WARNING: This post contains SPOILERS for Guardians of the Galaxy Vol. 2
Audiences seem to have responded strongly to the emotional conclusion of Guardians of the Galaxy Vol. 2, but director James Gunn was hesitant to make it the film’s ending during development. One of the more praised elements of the movie is Michael Rooker’s performance as Yondu, as many felt the actor lent a great deal of heart and resonance to the final picture. What could have been a minor supporting character is given a substantial arc fueled by dramatic heft, one that ties directly into the main storyline of Vol. 2. The sequel is primarily about Peter Quill meeting his biological father, Ego the Living Planet, and becoming torn between living a life with the person he’s always wanted to know and staying with his makeshift family. That decision becomes easier when it’s revealed Ego is actually evil and yearns to destroy the universe.
Yondu, who took Peter from Earth in the original film and raised Quill as one of his own, is a surrogate father to Star-Lord and cares deeply about the half-human, as evidenced by his willingness to sacrifice himself so Peter can live. During the climactic battle, the Guardians escape the exploding planet as Peter holds Ego off. Yondu stays behind to save Quill’s life, giving him the one spacesuit he had left. It was a touching, heartbreaking moment between “daddy” and son, and it’s something Gunn had doubts about while crafting the screenplay.

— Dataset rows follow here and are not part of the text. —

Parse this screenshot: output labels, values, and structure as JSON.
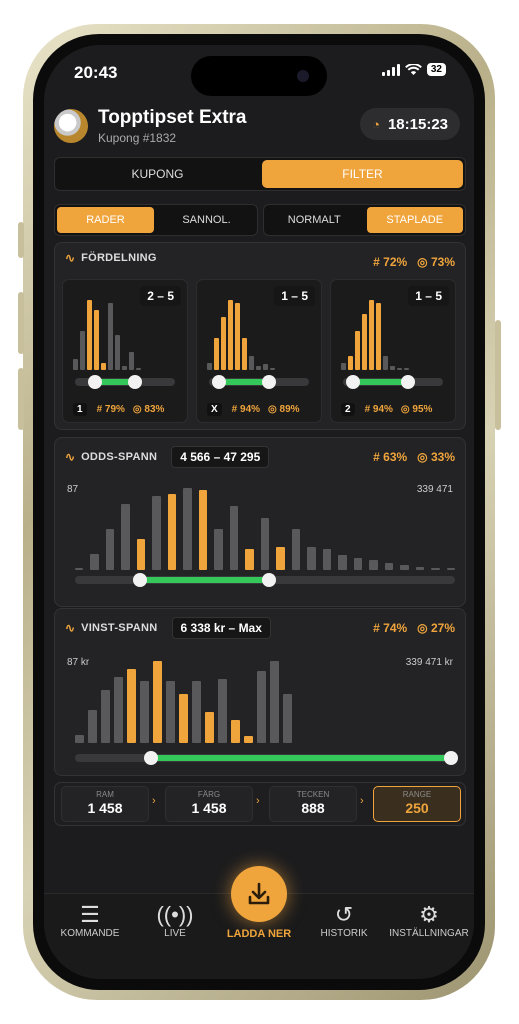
{
  "status_bar": {
    "time": "20:43",
    "battery": "32"
  },
  "header": {
    "title": "Topptipset Extra",
    "subtitle": "Kupong #1832",
    "timer": "18:15:23",
    "logo": "football-logo",
    "timer_icon": "stopwatch-icon"
  },
  "main_tabs": [
    {
      "label": "KUPONG",
      "active": false
    },
    {
      "label": "FILTER",
      "active": true
    }
  ],
  "mode_toggle": [
    {
      "label": "RADER",
      "active": true
    },
    {
      "label": "SANNOL.",
      "active": false
    }
  ],
  "view_toggle": [
    {
      "label": "NORMALT",
      "active": false
    },
    {
      "label": "STAPLADE",
      "active": true
    }
  ],
  "colors": {
    "accent": "#efa43c",
    "green": "#34c759",
    "bar_gray": "#59595b"
  },
  "fordelning": {
    "title": "FÖRDELNING",
    "stat_hash": "# 72%",
    "stat_prob": "◎ 73%",
    "cards": [
      {
        "symbol": "1",
        "range": "2 – 5",
        "stat_hash": "# 79%",
        "stat_prob": "◎ 83%",
        "bars": [
          {
            "v": 0.15,
            "h": false
          },
          {
            "v": 0.55,
            "h": false
          },
          {
            "v": 1.0,
            "h": true
          },
          {
            "v": 0.85,
            "h": true
          },
          {
            "v": 0.1,
            "h": true
          },
          {
            "v": 0.95,
            "h": false
          },
          {
            "v": 0.5,
            "h": false
          },
          {
            "v": 0.05,
            "h": false
          },
          {
            "v": 0.25,
            "h": false
          },
          {
            "v": 0.03,
            "h": false
          }
        ],
        "slider": [
          0.2,
          0.6
        ]
      },
      {
        "symbol": "X",
        "range": "1 – 5",
        "stat_hash": "# 94%",
        "stat_prob": "◎ 89%",
        "bars": [
          {
            "v": 0.1,
            "h": false
          },
          {
            "v": 0.45,
            "h": true
          },
          {
            "v": 0.75,
            "h": true
          },
          {
            "v": 1.0,
            "h": true
          },
          {
            "v": 0.95,
            "h": true
          },
          {
            "v": 0.45,
            "h": true
          },
          {
            "v": 0.2,
            "h": false
          },
          {
            "v": 0.05,
            "h": false
          },
          {
            "v": 0.08,
            "h": false
          },
          {
            "v": 0.03,
            "h": false
          }
        ],
        "slider": [
          0.1,
          0.6
        ]
      },
      {
        "symbol": "2",
        "range": "1 – 5",
        "stat_hash": "# 94%",
        "stat_prob": "◎ 95%",
        "bars": [
          {
            "v": 0.1,
            "h": false
          },
          {
            "v": 0.2,
            "h": true
          },
          {
            "v": 0.55,
            "h": true
          },
          {
            "v": 0.8,
            "h": true
          },
          {
            "v": 1.0,
            "h": true
          },
          {
            "v": 0.95,
            "h": true
          },
          {
            "v": 0.2,
            "h": false
          },
          {
            "v": 0.05,
            "h": false
          },
          {
            "v": 0.03,
            "h": false
          },
          {
            "v": 0.02,
            "h": false
          }
        ],
        "slider": [
          0.1,
          0.65
        ]
      }
    ]
  },
  "odds_spann": {
    "title": "ODDS-SPANN",
    "range": "4 566 – 47 295",
    "stat_hash": "# 63%",
    "stat_prob": "◎ 33%",
    "min_label": "87",
    "max_label": "339 471",
    "bars": [
      {
        "v": 0.02,
        "h": false
      },
      {
        "v": 0.2,
        "h": false
      },
      {
        "v": 0.5,
        "h": false
      },
      {
        "v": 0.8,
        "h": false
      },
      {
        "v": 0.38,
        "h": true
      },
      {
        "v": 0.9,
        "h": false
      },
      {
        "v": 0.93,
        "h": true
      },
      {
        "v": 1.0,
        "h": false
      },
      {
        "v": 0.98,
        "h": true
      },
      {
        "v": 0.5,
        "h": false
      },
      {
        "v": 0.78,
        "h": false
      },
      {
        "v": 0.25,
        "h": true
      },
      {
        "v": 0.63,
        "h": false
      },
      {
        "v": 0.28,
        "h": true
      },
      {
        "v": 0.5,
        "h": false
      },
      {
        "v": 0.28,
        "h": false
      },
      {
        "v": 0.25,
        "h": false
      },
      {
        "v": 0.18,
        "h": false
      },
      {
        "v": 0.15,
        "h": false
      },
      {
        "v": 0.12,
        "h": false
      },
      {
        "v": 0.08,
        "h": false
      },
      {
        "v": 0.06,
        "h": false
      },
      {
        "v": 0.04,
        "h": false
      },
      {
        "v": 0.03,
        "h": false
      },
      {
        "v": 0.02,
        "h": false
      }
    ],
    "slider": [
      0.17,
      0.51
    ]
  },
  "vinst_spann": {
    "title": "VINST-SPANN",
    "range": "6 338 kr – Max",
    "stat_hash": "# 74%",
    "stat_prob": "◎ 27%",
    "min_label": "87 kr",
    "max_label": "339 471 kr",
    "bars": [
      {
        "v": 0.1,
        "h": false
      },
      {
        "v": 0.4,
        "h": false
      },
      {
        "v": 0.65,
        "h": false
      },
      {
        "v": 0.8,
        "h": false
      },
      {
        "v": 0.9,
        "h": true
      },
      {
        "v": 0.76,
        "h": false
      },
      {
        "v": 1.0,
        "h": true
      },
      {
        "v": 0.76,
        "h": false
      },
      {
        "v": 0.6,
        "h": true
      },
      {
        "v": 0.75,
        "h": false
      },
      {
        "v": 0.38,
        "h": true
      },
      {
        "v": 0.78,
        "h": false
      },
      {
        "v": 0.28,
        "h": true
      },
      {
        "v": 0.08,
        "h": true
      },
      {
        "v": 0.88,
        "h": false
      },
      {
        "v": 1.0,
        "h": false
      },
      {
        "v": 0.6,
        "h": false
      }
    ],
    "slider": [
      0.2,
      0.99
    ]
  },
  "counters": [
    {
      "label": "RAM",
      "value": "1 458",
      "active": false
    },
    {
      "label": "FÄRG",
      "value": "1 458",
      "active": false
    },
    {
      "label": "TECKEN",
      "value": "888",
      "active": false
    },
    {
      "label": "RANGE",
      "value": "250",
      "active": true
    }
  ],
  "nav": {
    "items": [
      {
        "label": "KOMMANDE",
        "icon": "list-icon"
      },
      {
        "label": "LIVE",
        "icon": "broadcast-icon"
      },
      {
        "label": "HISTORIK",
        "icon": "history-icon"
      },
      {
        "label": "INSTÄLLNINGAR",
        "icon": "gear-icon"
      }
    ],
    "fab_label": "LADDA NER",
    "fab_icon": "download-icon"
  }
}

In an interview with Uproxx, Gunn revealed he initially “refused” to make this the ending before realizing he had to give the story some real stakes:
“I didn’t want that to be the ending, and I kind of refused to put that in as the ending for a long time. It wasn’t how the movie ended… But, at the end of the day, I knew that’s where it needed to go. I knew that we need to have real stakes in these movies. We need to lose characters. And not everyone who sees Marvel movies loves that. They don’t love losing characters. But for the characters to really make a difference, to really make their lives mean something, you need to have these kinds of losses.”
As tragic as it is to lose Yondu – an entertaining player in the Guardians films – Gunn does make an excellent point about “real stakes.” A common criticism of the MCU is that many of the films feel weightless due to a reluctance to definitively kill the main characters. Even the ones who do perish on-screen (like Agent Coulson in The Avengers) are later revived. The “fake out death” has become a trope of Marvel’s, and there are those that would like to see it change at some point. Granted, there is a way to give a narrative stakes without ending somebody’s life, but nearly a decade into its existence, Marvel has played it a bit safe. As Gunn suggests, this is sometimes necessary in storytelling because of the impact it can have on the other characters as they continue to grow. Yondu’s selfless act played a sizable role in Peter’s arc.
Rooker, of course, was sad to say goodbye to his Marvel character, but understood its purpose and enjoyed Yondu’s sendoff. “The hero of the movie ends up being remembered,” the actor told Uproxx, finding the silver lining. Given the positive reaction to the death and Gunn’s careful handling of it, it will be interesting to see if future Marvel movies are more open to killing one of the main characters in the interest of raising the stakes. Nobody is expecting them to turn into a Quentin Tarantino-esque bloodbath, but Infinity War could be more impactful if we bid farewell to one of Earth’s Mightiest.